As reported in The Economist in its May 27th issue ("Curtain Call"), the issue posed by the Cannes Film Festival is deceptively simple: can a movie that is not released for viewing in a cinema be eligible to compete for a festival prize? For those who think that a movie is a movie is a movie, think again. Netflix has become a leading force in the digital delivery of movies to viewers. But Netflix does not only stream third-party films; it also streams its own original content.
The traditional means for bringing a film to the public is first to show it in a cinema, and only after some delay to show it via other platforms. The problem is that (except for a small number of countries), Netflix does not show its movies in a cinema. The overwhelming percentage of its own films are shown via streaming-- c'est tout. However, what is good for Netflix's business model (reportedly 100 million subscribers worldwide and a budget of more than $7 billion this year for new contents) is not so well-received by those that administer the film festival.
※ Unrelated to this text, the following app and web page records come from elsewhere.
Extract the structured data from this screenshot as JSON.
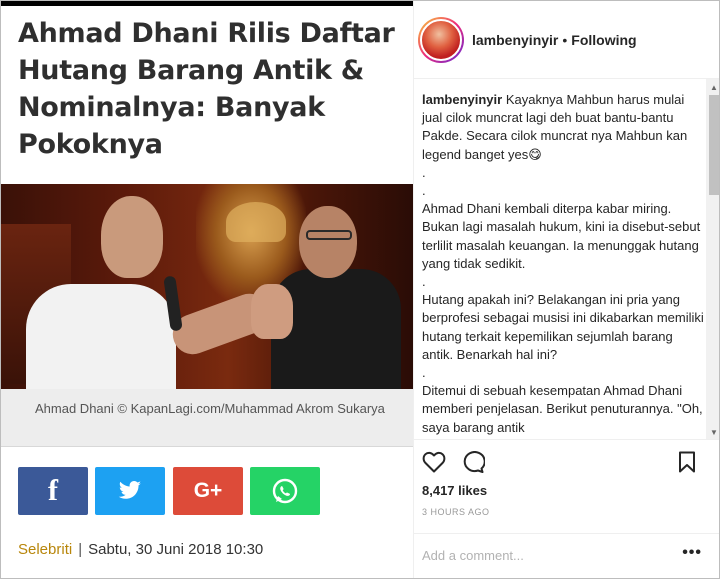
{
  "article": {
    "headline": "Ahmad Dhani Rilis Daftar Hutang Barang Antik & Nominalnya: Banyak Pokoknya",
    "caption": "Ahmad Dhani © KapanLagi.com/Muhammad Akrom Sukarya",
    "share": {
      "facebook": "f",
      "twitter": "twitter-bird",
      "googleplus": "G+",
      "whatsapp": "whatsapp-icon"
    },
    "category": "Selebriti",
    "separator": "|",
    "date": "Sabtu, 30 Juni 2018 10:30",
    "colors": {
      "facebook": "#3b5998",
      "twitter": "#1da1f2",
      "googleplus": "#dd4b39",
      "whatsapp": "#25d366",
      "category": "#b8860b"
    }
  },
  "instagram": {
    "username": "lambenyinyir",
    "separator": "•",
    "follow_status": "Following",
    "caption_user": "lambenyinyir",
    "caption_text": " Kayaknya Mahbun harus mulai jual cilok muncrat lagi deh buat bantu-bantu Pakde. Secara cilok muncrat nya Mahbun kan legend banget yes😋\n.\n.\nAhmad Dhani kembali diterpa kabar miring. Bukan lagi masalah hukum, kini ia disebut-sebut terlilit masalah keuangan. Ia menunggak hutang yang tidak sedikit.\n.\nHutang apakah ini? Belakangan ini pria yang berprofesi sebagai musisi ini dikabarkan memiliki hutang terkait kepemilikan sejumlah barang antik. Benarkah hal ini?\n.\nDitemui di sebuah kesempatan Ahmad Dhani memberi penjelasan. Berikut penuturannya. \"Oh, saya barang antik",
    "likes": "8,417 likes",
    "time_ago": "3 HOURS AGO",
    "comment_placeholder": "Add a comment...",
    "more": "•••",
    "icons": [
      "heart-icon",
      "comment-icon",
      "bookmark-icon"
    ]
  }
}
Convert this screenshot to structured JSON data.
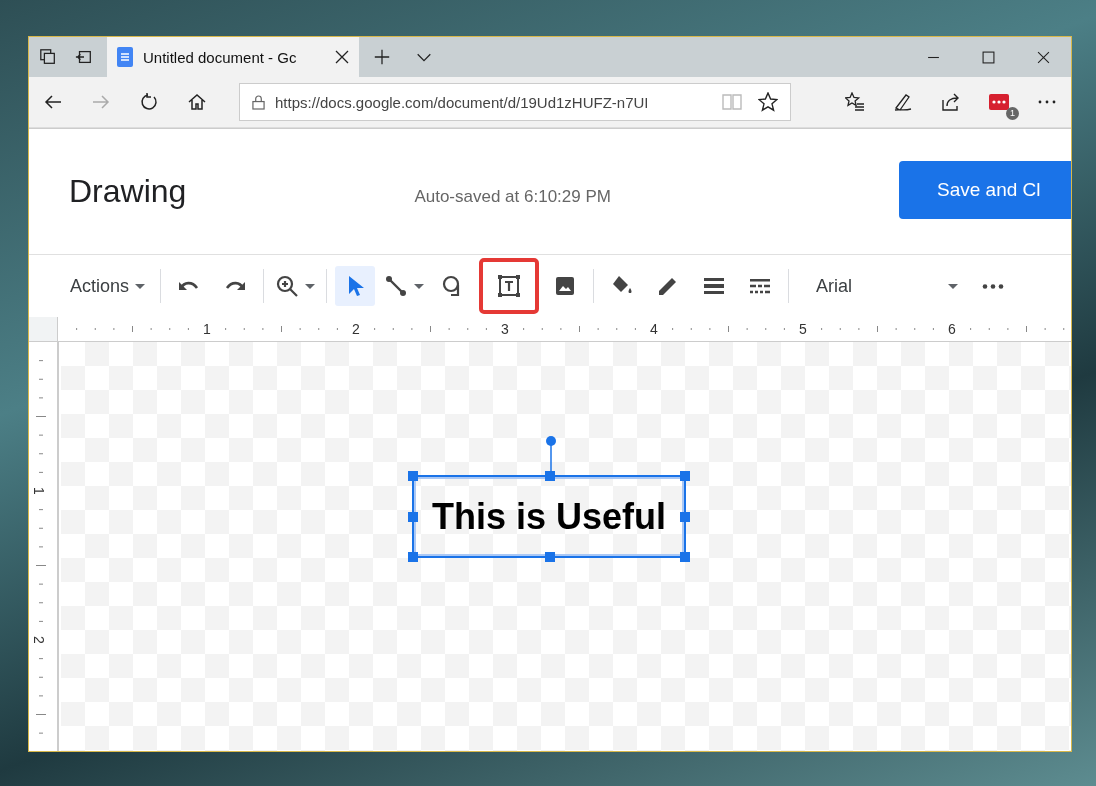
{
  "browser": {
    "tabs": [
      {
        "title": "Untitled document - Gc",
        "selected": true
      }
    ],
    "address": "https://docs.google.com/document/d/19Ud1zHUFZ-n7UI",
    "extension_badge": "1"
  },
  "dialog": {
    "title": "Drawing",
    "status": "Auto-saved at 6:10:29 PM",
    "save_button": "Save and Cl"
  },
  "toolbar": {
    "groups": [
      [
        {
          "kind": "menu",
          "label": "Actions",
          "selected": false,
          "highlighted": false
        }
      ],
      [
        {
          "kind": "undo",
          "selected": false,
          "highlighted": false
        },
        {
          "kind": "redo",
          "selected": false,
          "highlighted": false
        }
      ],
      [
        {
          "kind": "zoom",
          "selected": false,
          "highlighted": false
        }
      ],
      [
        {
          "kind": "select",
          "selected": true,
          "highlighted": false
        },
        {
          "kind": "line",
          "selected": false,
          "highlighted": false
        },
        {
          "kind": "shape",
          "selected": false,
          "highlighted": false
        },
        {
          "kind": "textbox",
          "selected": false,
          "highlighted": true
        },
        {
          "kind": "image",
          "selected": false,
          "highlighted": false
        }
      ],
      [
        {
          "kind": "fill",
          "selected": false,
          "highlighted": false
        },
        {
          "kind": "pen",
          "selected": false,
          "highlighted": false
        },
        {
          "kind": "weight",
          "selected": false,
          "highlighted": false
        },
        {
          "kind": "dash",
          "selected": false,
          "highlighted": false
        }
      ],
      [
        {
          "kind": "font",
          "label": "Arial",
          "selected": false,
          "highlighted": false
        },
        {
          "kind": "more",
          "selected": false,
          "highlighted": false
        }
      ]
    ]
  },
  "rulers": {
    "horizontal": [
      "1",
      "2",
      "3",
      "4",
      "5",
      "6"
    ],
    "vertical": [
      "1",
      "2"
    ]
  },
  "canvas": {
    "text_box": {
      "text": "This is Useful",
      "selected": true
    }
  }
}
Thus, Cannes allowed Netflix to compete for the first time this year for the top Palme d'Or prize (Netflix had two films in the competition--"The Meyerowitz Stories (New and Selected)", featuring Dustin Hoffman and Ben Stiller, and "Okja", a South Korean film by Bong Joon-ho). However, the Cannes festival (reportedly at the insistence of the French film-industry) will apparently not allow Netflix to compete next year, unless Netflix guarantees that its films will be released in cinemas in France.
But the motivation is not simply a commercial one interlaced with certain cultural sensibilities. Showing a film in a cinema goes to the existential heart of what is meant by a film. In the words of the article, "…if a film is never shown in cinemas, is it still a film"? In this vein, Pedro Almodóvar, the noted Spanish film director and the president of the film competition jury at Cannes, observed that he could not imagine a winner of the competition, whose film could only be viewed on a small screen. From this vantage, for a film to be a film, it is not simply a matter of what is being viewed but under what conditions.
French thinkers have had a particular interest in trying to understand the visual. Roland Barthes and Jean Baudrillard immediately come to mind. And then there is the German-Jewish cultural critic, Walter Benjamin. They, and others, seek to understand what is a film. Reading them, however, is not for the faint of heart.
But even if one chooses to pass on these writings, there is still room to ask: how much of what we mean by a film is tied up in the way that we experience it? And is it even proper to speak about the "same" film, when one watches it in a theatre and another views it on a smartphone? Indeed, when Almodóvar insists that for a film to be worthy of an award at Cannes, even if what motivates him in judging a film may well be different from that which interests one viewing a film on her tablet while lying on a couch, is Almodóvar being a snob or a purist?
A film is a film is a film: at Cannes, it's not that simple Reviewed by Neil Wilkof on Tuesday, July 11, 2017 Rating: